What to work on
Copy out all lines of the listing below that hold "سفرها".

Provided data
──────────────────────────────
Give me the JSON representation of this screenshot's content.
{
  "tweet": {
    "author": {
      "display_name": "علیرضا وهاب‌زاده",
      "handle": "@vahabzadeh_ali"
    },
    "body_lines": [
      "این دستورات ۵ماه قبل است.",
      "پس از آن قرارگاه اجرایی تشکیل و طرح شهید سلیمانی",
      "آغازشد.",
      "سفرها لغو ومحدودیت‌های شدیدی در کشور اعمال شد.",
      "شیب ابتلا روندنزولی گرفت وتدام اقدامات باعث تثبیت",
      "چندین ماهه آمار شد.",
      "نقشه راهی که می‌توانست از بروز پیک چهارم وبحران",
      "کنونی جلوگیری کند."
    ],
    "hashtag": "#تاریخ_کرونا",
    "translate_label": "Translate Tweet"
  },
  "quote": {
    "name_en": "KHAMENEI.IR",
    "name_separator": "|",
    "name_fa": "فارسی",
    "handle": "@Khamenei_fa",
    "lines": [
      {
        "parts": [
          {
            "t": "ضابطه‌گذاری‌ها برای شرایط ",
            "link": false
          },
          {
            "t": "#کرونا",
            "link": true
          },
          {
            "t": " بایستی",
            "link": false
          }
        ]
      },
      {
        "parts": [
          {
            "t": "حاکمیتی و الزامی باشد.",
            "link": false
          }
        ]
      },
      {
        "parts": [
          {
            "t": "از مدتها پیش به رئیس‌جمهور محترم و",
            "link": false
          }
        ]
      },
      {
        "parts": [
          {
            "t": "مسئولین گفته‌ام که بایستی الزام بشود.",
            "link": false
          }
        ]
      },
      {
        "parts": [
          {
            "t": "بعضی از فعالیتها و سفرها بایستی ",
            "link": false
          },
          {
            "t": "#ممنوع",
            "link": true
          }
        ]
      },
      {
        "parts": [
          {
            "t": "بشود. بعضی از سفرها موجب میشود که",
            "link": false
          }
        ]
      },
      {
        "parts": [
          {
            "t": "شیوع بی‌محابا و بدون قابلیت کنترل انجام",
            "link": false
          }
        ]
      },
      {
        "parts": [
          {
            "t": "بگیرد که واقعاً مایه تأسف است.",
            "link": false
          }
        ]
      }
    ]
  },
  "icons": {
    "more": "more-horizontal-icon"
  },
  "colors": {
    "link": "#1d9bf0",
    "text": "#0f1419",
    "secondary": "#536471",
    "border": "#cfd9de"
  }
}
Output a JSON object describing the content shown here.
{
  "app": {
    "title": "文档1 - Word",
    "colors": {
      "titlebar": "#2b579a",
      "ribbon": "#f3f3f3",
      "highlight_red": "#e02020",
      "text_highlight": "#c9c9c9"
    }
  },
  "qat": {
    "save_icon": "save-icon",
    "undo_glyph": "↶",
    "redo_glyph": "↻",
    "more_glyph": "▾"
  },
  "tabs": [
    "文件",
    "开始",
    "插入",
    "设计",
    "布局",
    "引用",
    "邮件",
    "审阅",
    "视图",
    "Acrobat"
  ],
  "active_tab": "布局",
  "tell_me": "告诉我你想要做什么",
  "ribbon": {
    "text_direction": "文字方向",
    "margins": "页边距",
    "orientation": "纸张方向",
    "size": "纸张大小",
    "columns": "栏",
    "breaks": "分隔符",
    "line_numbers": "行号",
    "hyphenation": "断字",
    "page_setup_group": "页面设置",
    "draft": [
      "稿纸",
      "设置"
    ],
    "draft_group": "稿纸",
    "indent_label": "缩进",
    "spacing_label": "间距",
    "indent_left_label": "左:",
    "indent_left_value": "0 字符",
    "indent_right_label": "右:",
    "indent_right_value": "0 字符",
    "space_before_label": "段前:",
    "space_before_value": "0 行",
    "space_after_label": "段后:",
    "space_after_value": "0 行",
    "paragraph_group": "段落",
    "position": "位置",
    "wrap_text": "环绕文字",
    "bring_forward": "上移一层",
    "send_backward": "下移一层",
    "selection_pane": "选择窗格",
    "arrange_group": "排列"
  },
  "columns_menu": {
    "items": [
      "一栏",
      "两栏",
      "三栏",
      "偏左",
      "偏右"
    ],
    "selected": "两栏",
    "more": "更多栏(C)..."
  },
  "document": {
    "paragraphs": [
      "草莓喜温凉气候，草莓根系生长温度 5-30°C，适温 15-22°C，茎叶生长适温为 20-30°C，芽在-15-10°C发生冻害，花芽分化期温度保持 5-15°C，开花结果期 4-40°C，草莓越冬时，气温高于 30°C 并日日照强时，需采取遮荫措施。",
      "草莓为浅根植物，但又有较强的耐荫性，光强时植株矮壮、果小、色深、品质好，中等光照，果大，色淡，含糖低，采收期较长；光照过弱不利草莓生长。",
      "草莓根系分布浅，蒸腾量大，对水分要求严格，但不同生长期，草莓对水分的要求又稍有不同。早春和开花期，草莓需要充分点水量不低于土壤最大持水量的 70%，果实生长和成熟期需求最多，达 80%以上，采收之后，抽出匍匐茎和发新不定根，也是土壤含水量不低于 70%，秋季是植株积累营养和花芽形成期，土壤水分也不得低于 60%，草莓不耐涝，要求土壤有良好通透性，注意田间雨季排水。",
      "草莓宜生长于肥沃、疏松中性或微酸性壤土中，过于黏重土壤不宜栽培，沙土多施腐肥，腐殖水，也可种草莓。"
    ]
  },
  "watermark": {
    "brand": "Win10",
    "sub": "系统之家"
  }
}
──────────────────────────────
Task solution
      "سفرها لغو ومحدودیت‌های شدیدی در کشور اعمال شد.",
            "t": "بعضی از فعالیتها و سفرها بایستی ",
            "t": "بشود. بعضی از سفرها موجب میشود که",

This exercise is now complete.